Scan the records that follow, and whenever a line has the word "time", copy it.

START Data shown

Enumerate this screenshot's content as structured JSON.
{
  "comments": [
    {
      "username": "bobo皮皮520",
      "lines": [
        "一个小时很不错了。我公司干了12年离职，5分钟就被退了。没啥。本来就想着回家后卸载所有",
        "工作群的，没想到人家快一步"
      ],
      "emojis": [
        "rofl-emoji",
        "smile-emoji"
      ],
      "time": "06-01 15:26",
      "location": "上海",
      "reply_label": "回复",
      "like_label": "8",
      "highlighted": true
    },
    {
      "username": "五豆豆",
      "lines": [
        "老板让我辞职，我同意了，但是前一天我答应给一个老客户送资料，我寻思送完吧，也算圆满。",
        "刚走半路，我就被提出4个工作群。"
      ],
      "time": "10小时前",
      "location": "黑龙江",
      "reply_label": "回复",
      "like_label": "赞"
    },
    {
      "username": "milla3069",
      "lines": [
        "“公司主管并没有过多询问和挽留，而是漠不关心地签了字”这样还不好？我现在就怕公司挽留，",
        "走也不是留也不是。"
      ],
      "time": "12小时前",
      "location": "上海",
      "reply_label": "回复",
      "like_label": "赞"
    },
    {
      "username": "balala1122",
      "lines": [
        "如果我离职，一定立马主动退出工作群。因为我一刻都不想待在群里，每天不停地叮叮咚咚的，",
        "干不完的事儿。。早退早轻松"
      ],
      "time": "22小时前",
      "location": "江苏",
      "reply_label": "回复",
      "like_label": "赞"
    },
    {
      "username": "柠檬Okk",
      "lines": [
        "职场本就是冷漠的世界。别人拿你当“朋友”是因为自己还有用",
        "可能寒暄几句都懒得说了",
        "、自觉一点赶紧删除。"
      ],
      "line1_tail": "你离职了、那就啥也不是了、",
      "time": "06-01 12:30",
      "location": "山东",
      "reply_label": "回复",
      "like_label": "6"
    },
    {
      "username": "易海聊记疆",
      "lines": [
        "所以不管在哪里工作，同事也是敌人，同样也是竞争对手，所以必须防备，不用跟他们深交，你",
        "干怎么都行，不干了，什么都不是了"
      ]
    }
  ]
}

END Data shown

Response
      "time": "06-01 15:26",
      "time": "10小时前",
      "time": "12小时前",
      "time": "22小时前",
      "time": "06-01 12:30",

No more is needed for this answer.